A few months back Jessie Hill had a blog post entitled “My so-called right to procreate” asking about the scope of procreative liberty protected by the Constitution. I wrote about this issue in passing in a paper devoted to the opposite question, whether the constitution protect a right NOT to procreate (or what I prefer to think of as rights not to procreate, separable sticks in a bundle encompassing the right not to be a legal, gestational, or genetic parent – indeed as I pointed out there, I think the right to procreate should be similarly unbundled). In a new paper entitled Well, What About the Children?: Best Interests Reasoning, the New Eugenics, and the Regulation of Reproduction, as part of a larger project on the justifications for the regulation of reproduction I briefly address a slightly narrower issue than the one in Jessie’s post, whether there is a negative liberty fundamental right to non-interference with reproductive technology use. I thought I would set out and expand on that discussion here and see what other readers thought.
My own view is that the constitutional status of state interventions preventing access to reproductive technologies (either directly, e.g., prohibitions on access to reproductive technology for women over age 50 or through regulation, or indirectly, e.g., parental fitness screening for surrogacy users) is deeply under-determined by the existing doctrine.

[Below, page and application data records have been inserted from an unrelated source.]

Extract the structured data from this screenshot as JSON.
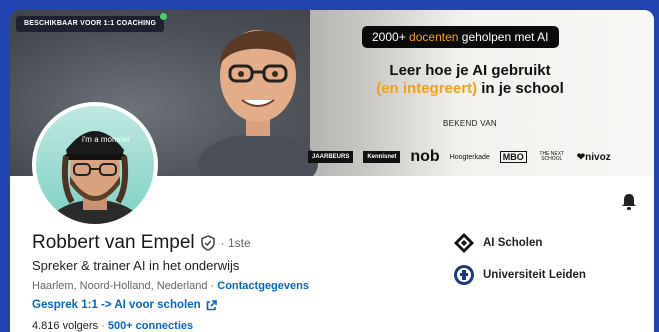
{
  "banner": {
    "coaching_badge": "BESCHIKBAAR VOOR 1:1 COACHING",
    "pill_prefix": "2000+ ",
    "pill_highlight": "docenten",
    "pill_suffix": " geholpen met AI",
    "headline_line1": "Leer hoe je AI gebruikt",
    "headline_line2_highlight": "(en integreert)",
    "headline_line2_suffix": " in je school",
    "known_from": "BEKEND VAN",
    "logos": [
      "JAARBEURS",
      "Kennisnet",
      "nob",
      "Hoogterkade",
      "MBO",
      "THE NEXT SCHOOL",
      "nivoz"
    ]
  },
  "profile": {
    "name": "Robbert van Empel",
    "degree": "· 1ste",
    "headline": "Spreker & trainer AI in het onderwijs",
    "location": "Haarlem, Noord-Holland, Nederland · ",
    "contact_link": "Contactgegevens",
    "cta_label": "Gesprek 1:1 -> AI voor scholen",
    "followers": "4.816 volgers",
    "separator": " · ",
    "connections": "500+ connecties",
    "avatar_cap_text": "i'm a monster"
  },
  "organizations": [
    {
      "name": "AI Scholen",
      "icon": "ai-scholen-logo"
    },
    {
      "name": "Universiteit Leiden",
      "icon": "leiden-seal"
    }
  ],
  "colors": {
    "link": "#0a66c2",
    "accent": "#f2a21a",
    "frame": "#2244b0"
  }
}
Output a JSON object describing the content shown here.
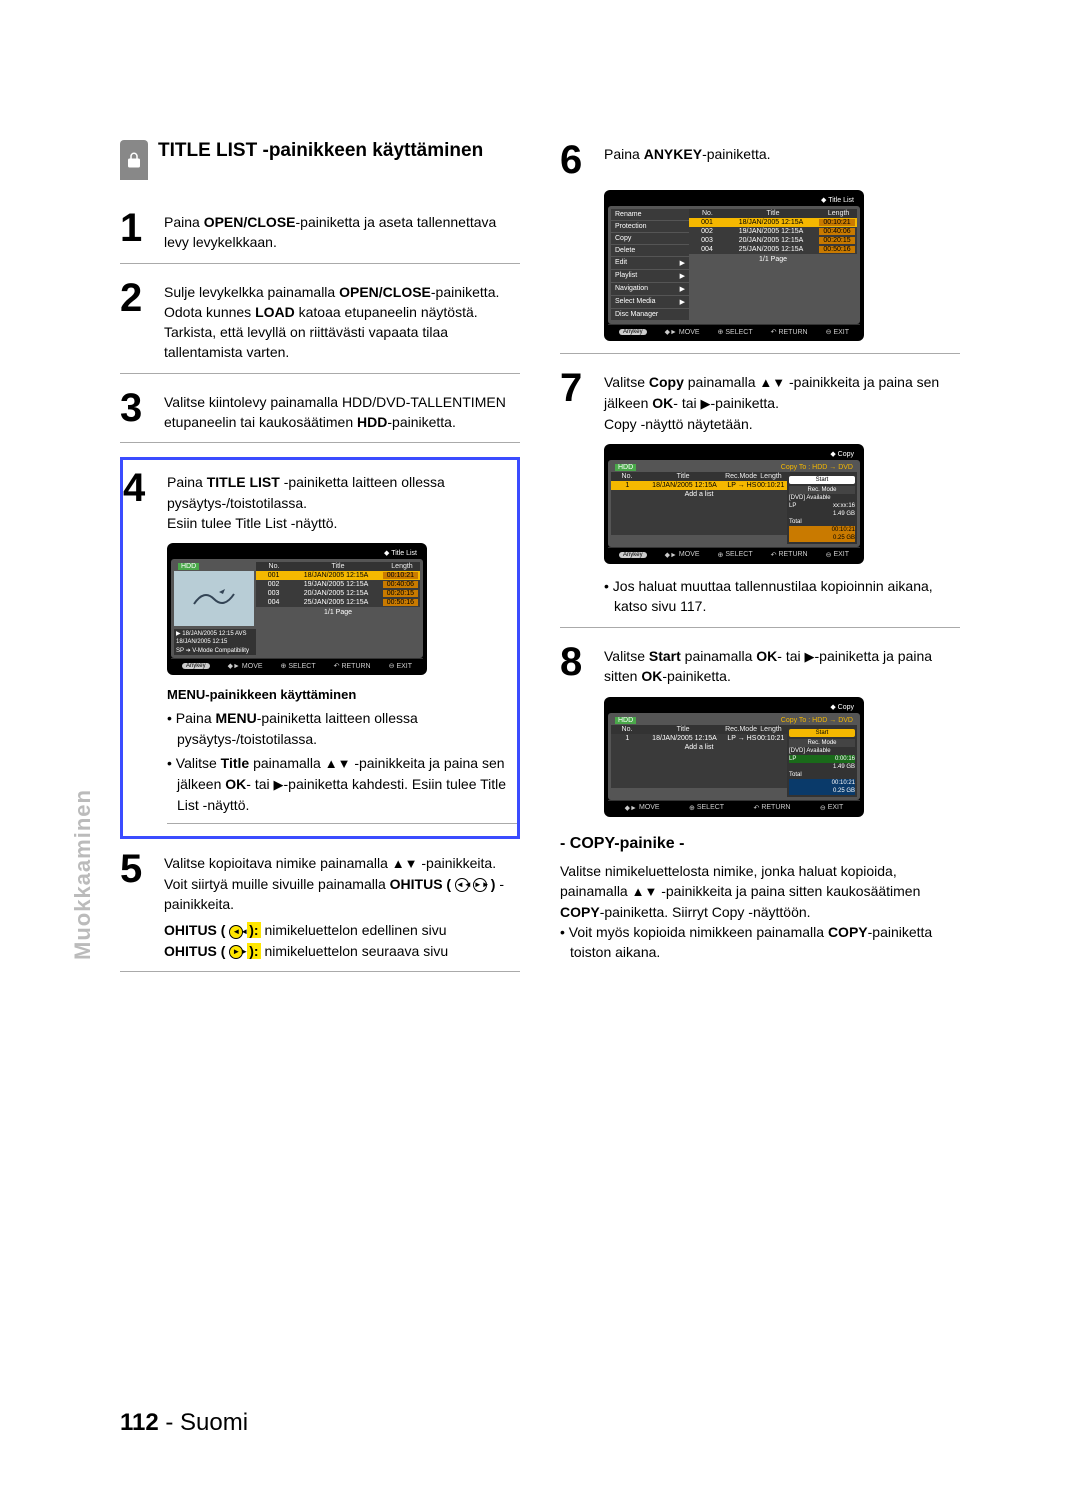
{
  "page": {
    "number": "112",
    "lang": "Suomi"
  },
  "sidebar": {
    "label": "Muokkaaminen"
  },
  "section_title": "TITLE LIST -painikkeen käyttäminen",
  "steps": {
    "s1": "Paina <b>OPEN/CLOSE</b>-painiketta ja aseta tallennettava levy levykelkkaan.",
    "s2": "Sulje levykelkka painamalla <b>OPEN/CLOSE</b>-painiketta. Odota kunnes <b>LOAD</b> katoaa etupaneelin näytöstä. Tarkista, että levyllä on riittävästi vapaata tilaa tallentamista varten.",
    "s3": "Valitse kiintolevy painamalla HDD/DVD-TALLENTIMEN etupaneelin tai kaukosäätimen <b>HDD</b>-painiketta.",
    "s4a": "Paina <b>TITLE LIST</b> -painiketta laitteen ollessa pysäytys-/toistotilassa.",
    "s4b": "Esiin tulee Title List -näyttö.",
    "menu_head": "MENU-painikkeen käyttäminen",
    "menu_b1": "Paina <b>MENU</b>-painiketta laitteen ollessa pysäytys-/toistotilassa.",
    "menu_b2": "Valitse <b>Title</b> painamalla <span class='tri'>▲▼</span> -painikkeita ja paina sen jälkeen <b>OK</b>- tai <span class='tri'>▶</span>-painiketta kahdesti. Esiin tulee Title List -näyttö.",
    "s5a": "Valitse kopioitava nimike painamalla <span class='tri'>▲▼</span> -painikkeita.",
    "s5b": "Voit siirtyä muille sivuille painamalla <b>OHITUS (</b> <span class='circ-btn'>◄◄</span> <span class='circ-btn'>►►</span> <b>)</b> -painikkeita.",
    "s5c": "<b>OHITUS (</b> <span class='circ-btn hl'>◄◄</span> <b><span class='hl'>):</span></b> nimikeluettelon edellinen sivu",
    "s5d": "<b>OHITUS (</b> <span class='circ-btn hl'>►►</span> <b><span class='hl'>):</span></b> nimikeluettelon seuraava sivu",
    "s6": "Paina <b>ANYKEY</b>-painiketta.",
    "s7a": "Valitse <b>Copy</b> painamalla <span class='tri'>▲▼</span> -painikkeita ja paina sen jälkeen <b>OK</b>- tai <span class='tri'>▶</span>-painiketta.",
    "s7b": "Copy -näyttö näytetään.",
    "s7_bullet": "Jos haluat muuttaa tallennustilaa kopioinnin aikana, katso sivu 117.",
    "s8": "Valitse <b>Start</b> painamalla <b>OK</b>- tai <span class='tri'>▶</span>-painiketta ja paina sitten <b>OK</b>-painiketta."
  },
  "copy_section": {
    "head": "- COPY-painike -",
    "p1": "Valitse nimikeluettelosta nimike, jonka haluat kopioida, painamalla <span class='tri'>▲▼</span> -painikkeita ja paina sitten kaukosäätimen <b>COPY</b>-painiketta. Siirryt Copy -näyttöön.",
    "b1": "Voit myös kopioida nimikkeen painamalla <b>COPY</b>-painiketta toiston aikana."
  },
  "osd_titlelist": {
    "title": "Title List",
    "hdd": "HDD",
    "cols": {
      "no": "No.",
      "title": "Title",
      "len": "Length"
    },
    "rows": [
      {
        "no": "001",
        "title": "18/JAN/2005 12:15A",
        "len": "00:10:21",
        "sel": true
      },
      {
        "no": "002",
        "title": "19/JAN/2005 12:15A",
        "len": "00:40:06",
        "sel": false
      },
      {
        "no": "003",
        "title": "20/JAN/2005 12:15A",
        "len": "00:20:15",
        "sel": false
      },
      {
        "no": "004",
        "title": "25/JAN/2005 12:15A",
        "len": "00:50:16",
        "sel": false
      }
    ],
    "prev1": "18/JAN/2005 12:15 AVS",
    "prev2": "18/JAN/2005 12:15",
    "prev3": "SP ➔ V-Mode Compatibility",
    "pager": "1/1 Page",
    "footer": {
      "anykey": "Anykey",
      "move": "MOVE",
      "select": "SELECT",
      "return": "RETURN",
      "exit": "EXIT"
    }
  },
  "osd_menu": {
    "items": [
      "Rename",
      "Protection",
      "Copy",
      "Delete",
      "Edit",
      "Playlist",
      "Navigation",
      "Select Media",
      "Disc Manager"
    ]
  },
  "osd_copy": {
    "title": "Copy",
    "copyto": "Copy To : HDD → DVD",
    "cols": {
      "no": "No.",
      "title": "Title",
      "rec": "Rec.Mode",
      "len": "Length"
    },
    "row1": {
      "no": "1",
      "title": "18/JAN/2005 12:15A",
      "rec": "LP → HS",
      "len": "00:10:21"
    },
    "add": "Add a list",
    "side": {
      "avail": "[DVD] Available",
      "mode": "LP",
      "mode_t": "xx:xx:16",
      "size": "1.49 GB",
      "total": "Total",
      "tot_t": "00:10:21",
      "tot_s": "0.25 GB",
      "start": "Start",
      "recmode": "Rec. Mode"
    }
  }
}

The only U.S. Supreme Court decision to consider whether there is a fundamental right to become a genetic parent, Skinner v. Oklahoma, 316 U.S. 535, 536-39 (1942) (finding a fundamental right that was violated by physical sterilization of individuals convicted three or more times of crimes of moral turpitude but not embezzlement) is subject to a myriad of possible interpretations especially as applied to reproductive technologies.
Here are a few:

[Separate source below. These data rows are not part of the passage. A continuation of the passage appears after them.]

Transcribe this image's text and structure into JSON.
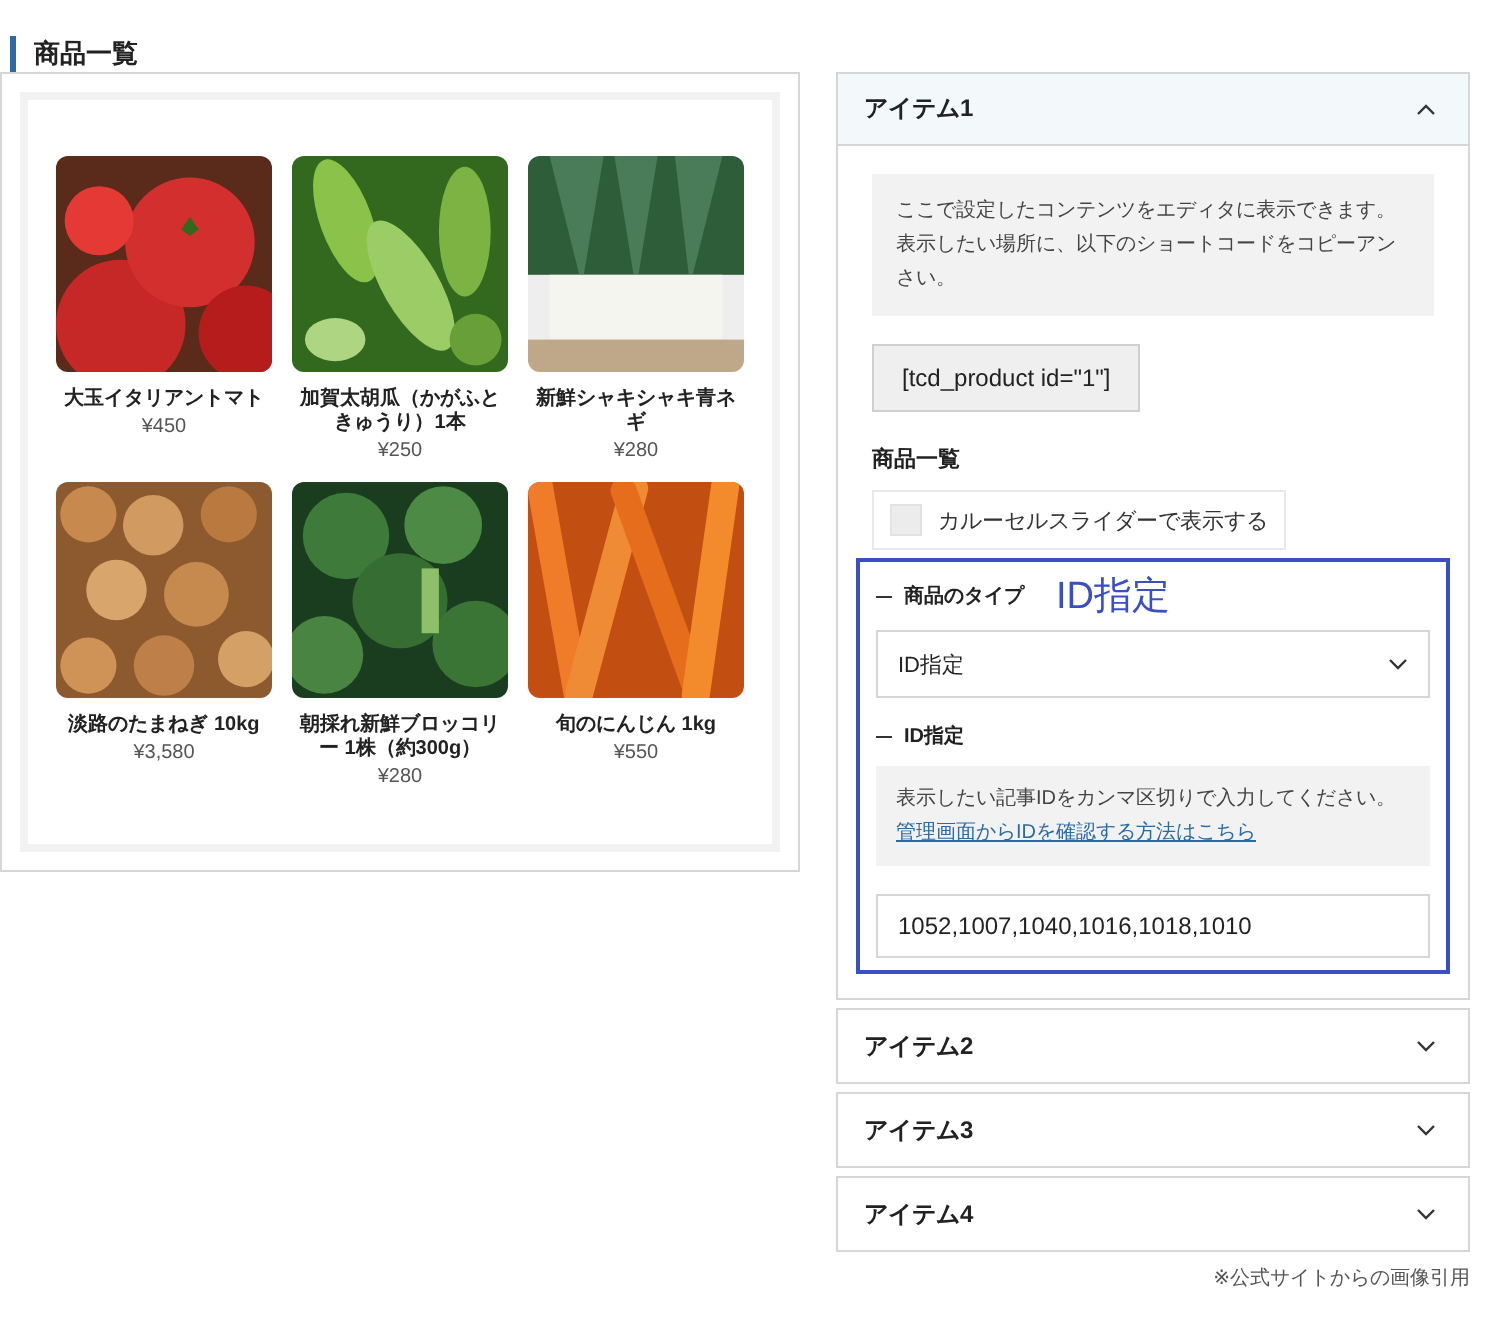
{
  "heading": "商品一覧",
  "products": [
    {
      "name": "大玉イタリアントマト",
      "price": "¥450"
    },
    {
      "name": "加賀太胡瓜（かがふときゅうり）1本",
      "price": "¥250"
    },
    {
      "name": "新鮮シャキシャキ青ネギ",
      "price": "¥280"
    },
    {
      "name": "淡路のたまねぎ 10kg",
      "price": "¥3,580"
    },
    {
      "name": "朝採れ新鮮ブロッコリー 1株（約300g）",
      "price": "¥280"
    },
    {
      "name": "旬のにんじん 1kg",
      "price": "¥550"
    }
  ],
  "accordion": [
    {
      "title": "アイテム1",
      "expanded": true
    },
    {
      "title": "アイテム2",
      "expanded": false
    },
    {
      "title": "アイテム3",
      "expanded": false
    },
    {
      "title": "アイテム4",
      "expanded": false
    }
  ],
  "item1": {
    "note": "ここで設定したコンテンツをエディタに表示できます。表示したい場所に、以下のショートコードをコピーアンさい。",
    "shortcode": "[tcd_product id=\"1\"]",
    "section_title": "商品一覧",
    "carousel": {
      "label": "カルーセルスライダーで表示する",
      "checked": false
    },
    "type_label": "商品のタイプ",
    "annotation": "ID指定",
    "type_select": "ID指定",
    "id_label": "ID指定",
    "id_help": "表示したい記事IDをカンマ区切りで入力してください。",
    "id_link": "管理画面からIDを確認する方法はこちら",
    "id_value": "1052,1007,1040,1016,1018,1010"
  },
  "footnote": "※公式サイトからの画像引用"
}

Skinner protects as a fundamental right any use of reproductive technologies that simulates that which would be achievable by coital reproduction in the fertile individual (not, therefore, something like genetic engineering). John Robertson is the person I most closely associate with this view (although his view has considerably more nuance that I can get across here).

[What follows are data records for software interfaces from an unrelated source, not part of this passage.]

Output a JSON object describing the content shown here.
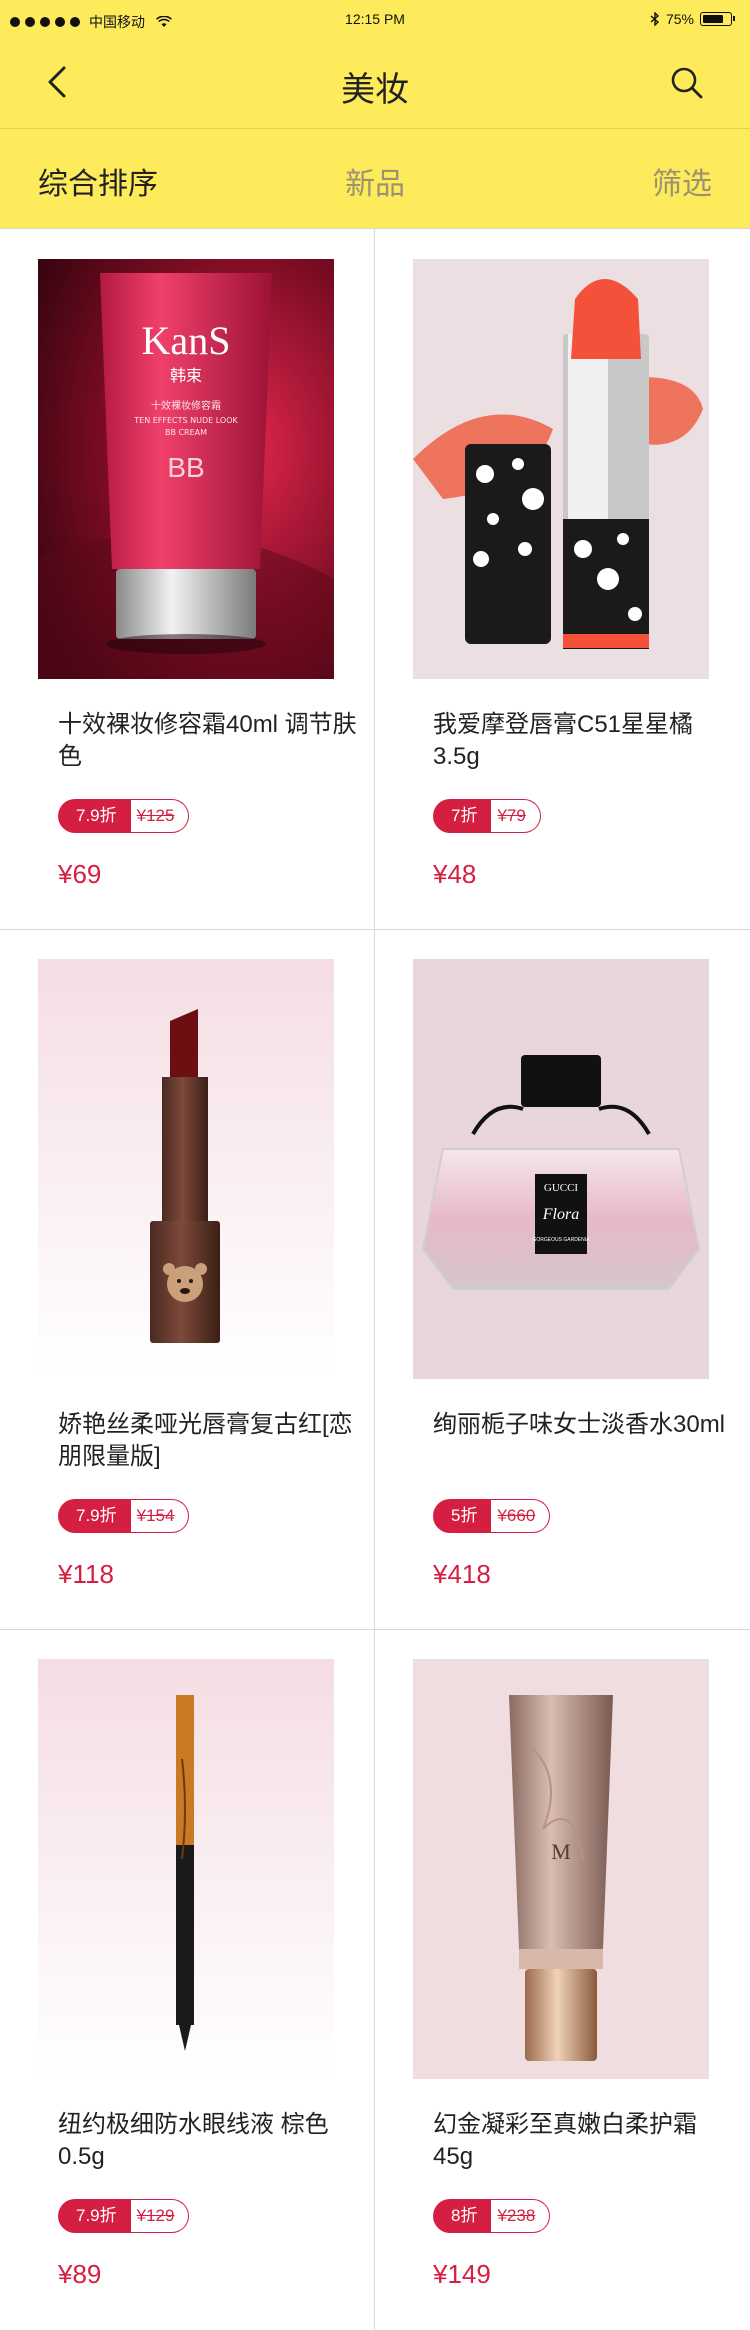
{
  "status_bar": {
    "carrier": "中国移动",
    "time": "12:15 PM",
    "battery": "75%",
    "battery_level": 0.75
  },
  "nav": {
    "title": "美妆",
    "back_icon": "chevron-left-icon",
    "search_icon": "search-icon"
  },
  "filters": {
    "sort": "综合排序",
    "new": "新品",
    "filter": "筛选"
  },
  "colors": {
    "header_bg": "#fdeb5b",
    "accent": "#d41f42"
  },
  "products": [
    {
      "title": "十效裸妆修容霜40ml 调节肤色",
      "discount": "7.9折",
      "original_price": "¥125",
      "price": "¥69"
    },
    {
      "title": "我爱摩登唇膏C51星星橘 3.5g",
      "discount": "7折",
      "original_price": "¥79",
      "price": "¥48"
    },
    {
      "title": "娇艳丝柔哑光唇膏复古红[恋朋限量版]",
      "discount": "7.9折",
      "original_price": "¥154",
      "price": "¥118"
    },
    {
      "title": "绚丽栀子味女士淡香水30ml",
      "discount": "5折",
      "original_price": "¥660",
      "price": "¥418"
    },
    {
      "title": "纽约极细防水眼线液 棕色0.5g",
      "discount": "7.9折",
      "original_price": "¥129",
      "price": "¥89"
    },
    {
      "title": "幻金凝彩至真嫩白柔护霜45g",
      "discount": "8折",
      "original_price": "¥238",
      "price": "¥149"
    }
  ],
  "product_image_text": {
    "bb_brand": "KanS",
    "bb_sub": "韩束",
    "bb_line1": "十效裸妆修容霜",
    "bb_line2": "TEN EFFECTS NUDE LOOK",
    "bb_line3": "BB CREAM",
    "bb_big": "BB",
    "perfume_brand": "GUCCI",
    "perfume_name": "Flora",
    "perfume_sub": "GORGEOUS GARDENIA",
    "cream_brand": "M"
  }
}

On the other extreme, one might argue that because Skinner itself was premised on an Equal Protection claim not a substantive Due Process one and thus there is no substantive Due Process right to Procreate at all. Cf. VICTORIA F. NOURSE, IN RECKLESS HANDS: SKINNER V. OKLAHOMA AND THE NEAR-TRIUMPH OF AMERICAN EUGENICS 165 (2008) (concluding that “both liberals and conservatives have made a mistake” in their reading of Skinner because the case was “neither argued nor decided as a case about rights in the sense that we use the term ‘fundamental right’ today).” That said, over the years the Court has lumped Skinner in with its substantive Due Process jurisprudence so often that the time may have passed for hewing to this distinction.
In between there are several other positions: